Recorded information —
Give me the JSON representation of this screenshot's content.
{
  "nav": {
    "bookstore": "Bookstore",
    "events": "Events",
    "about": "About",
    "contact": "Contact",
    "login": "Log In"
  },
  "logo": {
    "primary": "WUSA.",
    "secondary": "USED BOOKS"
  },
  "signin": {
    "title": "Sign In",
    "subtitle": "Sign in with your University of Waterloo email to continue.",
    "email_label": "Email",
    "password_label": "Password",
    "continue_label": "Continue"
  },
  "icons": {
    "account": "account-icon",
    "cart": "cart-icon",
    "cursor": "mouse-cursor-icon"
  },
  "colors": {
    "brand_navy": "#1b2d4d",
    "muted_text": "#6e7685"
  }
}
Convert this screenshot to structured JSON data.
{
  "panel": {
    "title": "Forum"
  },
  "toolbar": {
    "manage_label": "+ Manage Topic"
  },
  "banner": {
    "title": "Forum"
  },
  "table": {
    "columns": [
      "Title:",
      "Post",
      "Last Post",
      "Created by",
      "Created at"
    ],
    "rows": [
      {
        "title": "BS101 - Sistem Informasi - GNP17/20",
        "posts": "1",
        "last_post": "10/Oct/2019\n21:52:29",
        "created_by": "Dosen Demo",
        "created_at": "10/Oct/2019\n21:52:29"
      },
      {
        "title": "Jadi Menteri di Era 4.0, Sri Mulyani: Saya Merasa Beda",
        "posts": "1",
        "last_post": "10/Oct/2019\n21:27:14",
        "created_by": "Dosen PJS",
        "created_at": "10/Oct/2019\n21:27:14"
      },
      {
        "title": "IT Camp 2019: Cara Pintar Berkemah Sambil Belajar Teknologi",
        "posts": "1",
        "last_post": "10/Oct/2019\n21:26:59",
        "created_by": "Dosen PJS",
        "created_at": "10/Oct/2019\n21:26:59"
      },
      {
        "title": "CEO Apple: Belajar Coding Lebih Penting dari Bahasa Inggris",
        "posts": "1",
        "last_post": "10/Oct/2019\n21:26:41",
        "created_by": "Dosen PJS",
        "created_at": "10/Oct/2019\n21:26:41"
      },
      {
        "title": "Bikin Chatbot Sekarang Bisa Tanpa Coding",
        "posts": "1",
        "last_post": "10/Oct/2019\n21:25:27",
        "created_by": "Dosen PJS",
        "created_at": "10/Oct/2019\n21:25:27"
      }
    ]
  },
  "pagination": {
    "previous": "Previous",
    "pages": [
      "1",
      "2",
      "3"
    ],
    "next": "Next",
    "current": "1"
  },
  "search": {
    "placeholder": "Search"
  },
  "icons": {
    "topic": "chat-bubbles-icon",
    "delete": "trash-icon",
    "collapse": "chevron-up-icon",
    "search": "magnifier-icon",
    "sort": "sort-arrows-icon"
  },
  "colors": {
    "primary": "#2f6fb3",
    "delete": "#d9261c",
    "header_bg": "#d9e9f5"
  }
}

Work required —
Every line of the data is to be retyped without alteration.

Solution to this problem —
Give me the JSON representation of this screenshot's content.
{
  "nav": {
    "bookstore": "Bookstore",
    "events": "Events",
    "about": "About",
    "contact": "Contact",
    "login": "Log In"
  },
  "logo": {
    "primary": "WUSA.",
    "secondary": "USED BOOKS"
  },
  "signin": {
    "title": "Sign In",
    "subtitle": "Sign in with your University of Waterloo email to continue.",
    "email_label": "Email",
    "password_label": "Password",
    "continue_label": "Continue"
  },
  "icons": {
    "account": "account-icon",
    "cart": "cart-icon",
    "cursor": "mouse-cursor-icon"
  },
  "colors": {
    "brand_navy": "#1b2d4d",
    "muted_text": "#6e7685"
  }
}
Convert this screenshot to structured JSON data.
{
  "panel": {
    "title": "Forum"
  },
  "toolbar": {
    "manage_label": "+ Manage Topic"
  },
  "banner": {
    "title": "Forum"
  },
  "table": {
    "columns": [
      "Title:",
      "Post",
      "Last Post",
      "Created by",
      "Created at"
    ],
    "rows": [
      {
        "title": "BS101 - Sistem Informasi - GNP17/20",
        "posts": "1",
        "last_post": "10/Oct/2019\n21:52:29",
        "created_by": "Dosen Demo",
        "created_at": "10/Oct/2019\n21:52:29"
      },
      {
        "title": "Jadi Menteri di Era 4.0, Sri Mulyani: Saya Merasa Beda",
        "posts": "1",
        "last_post": "10/Oct/2019\n21:27:14",
        "created_by": "Dosen PJS",
        "created_at": "10/Oct/2019\n21:27:14"
      },
      {
        "title": "IT Camp 2019: Cara Pintar Berkemah Sambil Belajar Teknologi",
        "posts": "1",
        "last_post": "10/Oct/2019\n21:26:59",
        "created_by": "Dosen PJS",
        "created_at": "10/Oct/2019\n21:26:59"
      },
      {
        "title": "CEO Apple: Belajar Coding Lebih Penting dari Bahasa Inggris",
        "posts": "1",
        "last_post": "10/Oct/2019\n21:26:41",
        "created_by": "Dosen PJS",
        "created_at": "10/Oct/2019\n21:26:41"
      },
      {
        "title": "Bikin Chatbot Sekarang Bisa Tanpa Coding",
        "posts": "1",
        "last_post": "10/Oct/2019\n21:25:27",
        "created_by": "Dosen PJS",
        "created_at": "10/Oct/2019\n21:25:27"
      }
    ]
  },
  "pagination": {
    "previous": "Previous",
    "pages": [
      "1",
      "2",
      "3"
    ],
    "next": "Next",
    "current": "1"
  },
  "search": {
    "placeholder": "Search"
  },
  "icons": {
    "topic": "chat-bubbles-icon",
    "delete": "trash-icon",
    "collapse": "chevron-up-icon",
    "search": "magnifier-icon",
    "sort": "sort-arrows-icon"
  },
  "colors": {
    "primary": "#2f6fb3",
    "delete": "#d9261c",
    "header_bg": "#d9e9f5"
  }
}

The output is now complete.